# Task to complete
State how many lines in the records below contain the word "clone". Nothing else is needed.

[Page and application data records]
────────
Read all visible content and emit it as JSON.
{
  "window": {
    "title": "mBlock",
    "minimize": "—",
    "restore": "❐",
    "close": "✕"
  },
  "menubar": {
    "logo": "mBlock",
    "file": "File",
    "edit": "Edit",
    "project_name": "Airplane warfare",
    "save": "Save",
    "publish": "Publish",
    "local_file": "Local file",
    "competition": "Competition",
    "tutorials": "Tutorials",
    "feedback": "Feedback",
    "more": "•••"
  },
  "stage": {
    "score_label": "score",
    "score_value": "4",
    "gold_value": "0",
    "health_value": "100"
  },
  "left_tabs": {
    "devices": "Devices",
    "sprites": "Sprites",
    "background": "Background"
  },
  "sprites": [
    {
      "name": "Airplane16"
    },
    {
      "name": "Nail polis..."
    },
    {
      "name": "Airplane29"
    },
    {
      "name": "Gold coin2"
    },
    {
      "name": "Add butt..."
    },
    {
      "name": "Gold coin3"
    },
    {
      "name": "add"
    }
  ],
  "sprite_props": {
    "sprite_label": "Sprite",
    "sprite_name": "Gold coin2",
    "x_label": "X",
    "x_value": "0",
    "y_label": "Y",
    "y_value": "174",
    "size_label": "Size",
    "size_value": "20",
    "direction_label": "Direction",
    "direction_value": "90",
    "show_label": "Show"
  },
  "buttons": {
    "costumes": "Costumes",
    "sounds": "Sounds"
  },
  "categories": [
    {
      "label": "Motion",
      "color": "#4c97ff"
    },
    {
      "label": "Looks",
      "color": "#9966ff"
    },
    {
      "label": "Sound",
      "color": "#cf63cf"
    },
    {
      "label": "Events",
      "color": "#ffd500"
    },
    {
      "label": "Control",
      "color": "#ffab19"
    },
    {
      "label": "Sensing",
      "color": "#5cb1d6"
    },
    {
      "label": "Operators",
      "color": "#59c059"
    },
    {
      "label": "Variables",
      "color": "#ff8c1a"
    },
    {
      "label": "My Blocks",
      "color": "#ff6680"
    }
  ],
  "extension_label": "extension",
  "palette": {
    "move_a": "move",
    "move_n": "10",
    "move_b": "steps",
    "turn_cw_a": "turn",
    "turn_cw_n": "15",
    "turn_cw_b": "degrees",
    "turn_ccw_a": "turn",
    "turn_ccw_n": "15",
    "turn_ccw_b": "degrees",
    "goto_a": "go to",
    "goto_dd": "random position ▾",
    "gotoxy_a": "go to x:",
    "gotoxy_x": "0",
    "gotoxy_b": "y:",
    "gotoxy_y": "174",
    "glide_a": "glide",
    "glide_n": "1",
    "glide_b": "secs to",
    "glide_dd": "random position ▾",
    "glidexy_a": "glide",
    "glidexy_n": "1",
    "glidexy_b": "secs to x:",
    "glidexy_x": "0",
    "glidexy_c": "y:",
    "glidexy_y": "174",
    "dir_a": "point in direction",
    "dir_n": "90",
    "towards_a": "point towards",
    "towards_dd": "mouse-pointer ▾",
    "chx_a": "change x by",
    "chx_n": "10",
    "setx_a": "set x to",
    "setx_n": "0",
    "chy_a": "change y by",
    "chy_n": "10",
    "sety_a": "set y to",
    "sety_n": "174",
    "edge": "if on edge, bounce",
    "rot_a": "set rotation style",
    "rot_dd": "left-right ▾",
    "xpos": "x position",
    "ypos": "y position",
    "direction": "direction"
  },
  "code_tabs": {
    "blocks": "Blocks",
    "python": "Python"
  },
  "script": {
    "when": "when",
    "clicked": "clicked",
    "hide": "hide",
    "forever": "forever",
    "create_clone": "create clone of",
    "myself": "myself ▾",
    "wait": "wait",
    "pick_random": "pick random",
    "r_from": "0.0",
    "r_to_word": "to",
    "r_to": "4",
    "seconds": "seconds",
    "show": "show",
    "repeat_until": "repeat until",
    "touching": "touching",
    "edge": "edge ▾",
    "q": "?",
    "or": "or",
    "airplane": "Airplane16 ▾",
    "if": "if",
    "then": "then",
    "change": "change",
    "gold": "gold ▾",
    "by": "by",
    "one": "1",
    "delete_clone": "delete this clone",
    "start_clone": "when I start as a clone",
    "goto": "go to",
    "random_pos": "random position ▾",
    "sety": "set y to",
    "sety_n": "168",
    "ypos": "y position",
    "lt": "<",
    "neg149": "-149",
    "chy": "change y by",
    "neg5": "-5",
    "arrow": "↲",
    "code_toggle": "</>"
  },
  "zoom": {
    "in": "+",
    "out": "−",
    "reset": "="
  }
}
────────
# Answer to the problem
3